> **ASSIGNMENT**: Please state the number of lines in the records below that contain the string "from", and nothing further.

> **ENTRIES SUPPLIED**:
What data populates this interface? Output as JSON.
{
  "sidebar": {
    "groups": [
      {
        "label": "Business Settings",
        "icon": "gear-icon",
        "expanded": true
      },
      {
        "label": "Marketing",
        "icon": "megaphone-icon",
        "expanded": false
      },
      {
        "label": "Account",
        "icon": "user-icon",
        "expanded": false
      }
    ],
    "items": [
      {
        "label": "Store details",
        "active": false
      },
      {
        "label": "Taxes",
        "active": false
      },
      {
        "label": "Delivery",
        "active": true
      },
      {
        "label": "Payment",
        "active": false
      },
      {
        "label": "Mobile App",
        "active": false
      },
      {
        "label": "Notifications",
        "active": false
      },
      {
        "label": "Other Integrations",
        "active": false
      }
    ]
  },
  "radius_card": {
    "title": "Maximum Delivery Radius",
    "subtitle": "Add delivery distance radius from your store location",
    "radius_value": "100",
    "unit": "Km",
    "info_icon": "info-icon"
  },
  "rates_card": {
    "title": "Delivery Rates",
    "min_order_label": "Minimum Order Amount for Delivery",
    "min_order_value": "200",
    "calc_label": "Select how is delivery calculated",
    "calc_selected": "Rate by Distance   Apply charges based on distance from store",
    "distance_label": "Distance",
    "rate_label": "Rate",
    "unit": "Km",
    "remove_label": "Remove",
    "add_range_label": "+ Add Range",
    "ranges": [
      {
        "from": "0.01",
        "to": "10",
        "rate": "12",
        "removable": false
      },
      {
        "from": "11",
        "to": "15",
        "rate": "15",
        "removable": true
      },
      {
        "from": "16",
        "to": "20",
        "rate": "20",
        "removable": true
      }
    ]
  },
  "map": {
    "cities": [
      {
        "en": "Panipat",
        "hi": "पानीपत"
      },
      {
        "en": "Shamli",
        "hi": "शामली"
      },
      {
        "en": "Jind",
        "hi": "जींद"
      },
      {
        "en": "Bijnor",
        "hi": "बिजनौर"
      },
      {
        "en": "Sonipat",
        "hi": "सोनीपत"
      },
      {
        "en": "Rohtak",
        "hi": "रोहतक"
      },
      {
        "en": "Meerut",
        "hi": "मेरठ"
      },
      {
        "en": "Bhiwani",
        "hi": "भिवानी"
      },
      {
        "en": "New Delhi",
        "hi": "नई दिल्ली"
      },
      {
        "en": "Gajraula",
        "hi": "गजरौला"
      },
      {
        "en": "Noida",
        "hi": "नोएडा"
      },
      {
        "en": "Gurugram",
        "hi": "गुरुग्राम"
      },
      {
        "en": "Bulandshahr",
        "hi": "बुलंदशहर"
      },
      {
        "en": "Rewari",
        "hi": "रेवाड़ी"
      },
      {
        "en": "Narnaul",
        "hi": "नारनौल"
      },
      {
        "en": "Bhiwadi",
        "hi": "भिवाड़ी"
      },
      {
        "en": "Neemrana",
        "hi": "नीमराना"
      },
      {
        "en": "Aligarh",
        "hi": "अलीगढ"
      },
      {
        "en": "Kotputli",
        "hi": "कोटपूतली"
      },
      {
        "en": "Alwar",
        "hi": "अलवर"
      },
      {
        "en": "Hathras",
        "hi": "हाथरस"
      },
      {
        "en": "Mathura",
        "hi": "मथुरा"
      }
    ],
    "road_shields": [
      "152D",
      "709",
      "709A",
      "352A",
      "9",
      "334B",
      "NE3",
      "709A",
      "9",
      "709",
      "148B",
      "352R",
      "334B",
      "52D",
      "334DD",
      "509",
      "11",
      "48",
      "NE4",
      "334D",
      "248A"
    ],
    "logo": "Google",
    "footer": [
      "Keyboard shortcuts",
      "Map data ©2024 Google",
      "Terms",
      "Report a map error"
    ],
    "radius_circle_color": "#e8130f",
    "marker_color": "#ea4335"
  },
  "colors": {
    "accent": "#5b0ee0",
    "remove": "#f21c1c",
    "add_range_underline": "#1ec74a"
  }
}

> **RESPONSE**: 5